For example, a scam started in 2003 claimed that the user's eBay account would be suspended unless he updated his credit card information on a given web site.


Pronounced "fishing," it is a scam to steal valuable information such as credit card and social security numbers, user IDs and passwords. Also known as "brand spoofing," an official-looking email is sent to potential victims pretending to be from their bank or retail establishment. Emails can be sent to people on selected lists or any list, expecting some percentage of recipients will actually have an account with the organization.

Email Is the "Bait"
The email states that due to internal accounting errors or some other pretext, certain information must be updated to continue your service.
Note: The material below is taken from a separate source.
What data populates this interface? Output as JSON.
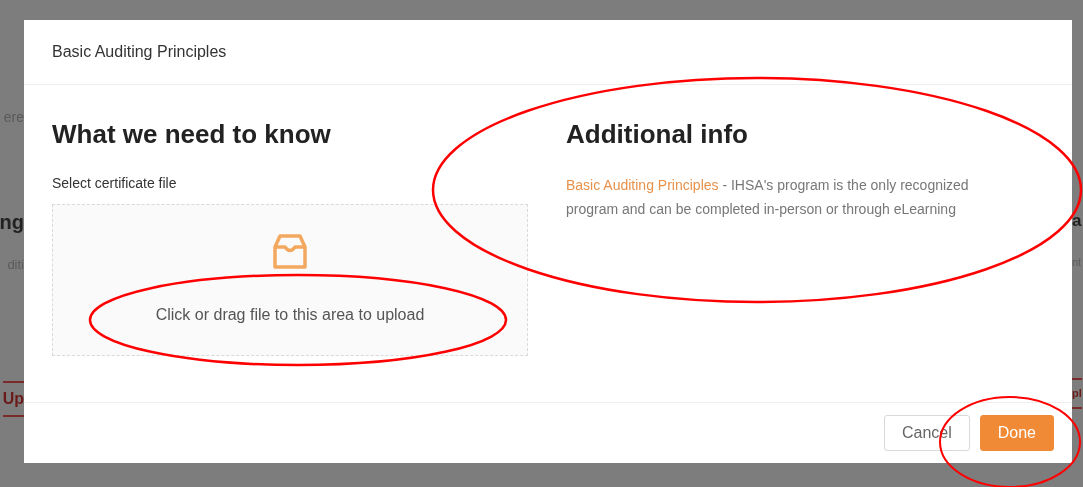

A link in the message directs the user to a Web page that asks for financial information. The page looks genuine, because it is easy to fake a valid website. Any HTML page on the Web can be copied and modified to suit the phishing scheme. Rather than go to a Web page, another option is to ask the user to call an 800 number and speak with a live person, who makes the scam seem even more genuine.

Anyone Can Phish
A "phishing kit" is a set of software tools from phishing developers that help the novice phisher copy a target website and make mass mailings. It may even include lists of email addresses (how thoughtful of people to create these kits!). In the meantime, if you suspect a phishing scheme, you can report it to the Anti-Phishing Working Group at See pharming, vishing, smishing and twishing.

"Spear" Phishing and Longlining
Spear phishing is more targeted and personal. The message supposedly comes from someone in the organization everyone knows, such as the head of human resources. It could also come from someone not known by name, but with an authoritative title such as LAN administrator. If even one employee falls for the scheme and divulges sensitive information, it can be used to gain access to more of the company's resources.

The "longline" variant of spear phishing sends thousands of messages to the same person, expecting that the individual will eventually click a link. The longlining term comes from using a large number of hooks and bait on a long fishing line, and mobile phones are major targets for this approach.
References in periodicals archive ?
Phishing attacks targeting cloud storage providers continued to decline in Q2, signaling a clear shift in targets by phishers.
Phishing kits are common toolkits that phishers employ to automatically build phishing websites using a prepackaged set of website files [7].
If phishers require it, they can also hire seasoned hackers
Once the phishers are able to retrieve the sensitive information, they can now use the collected usernames and passwords to ultimately bypass the protection and make use of the accounts for themselves.
According to Symantec, phishers have also put up a misleading log in prompt in the phishing page.
Also, phishers normally create only a few fake pages of a website instead of creating an entire website.
Phishers have also been using the bait of celebrating special occasions.
That means that even if the web sites get shut down, the collected data is still available to the phishers.
Nearly all legitimate e-mail messages from companies to their customers contain an item of information that is not readily available to phishers (name, account number, business name etc) so suspicion should be raised with staff if a generic looking request comes through on email.
lt;p>The phishers send e-mails that direct victims to a fake Web page designed to look like a banking site.
Etisalat has recently sent its subscribers warning emails about attempts by phishers to target its subscribers.
This seemingly plausible ploy is just one of many examples of the way of the way phishers are widening their nets for potential catches.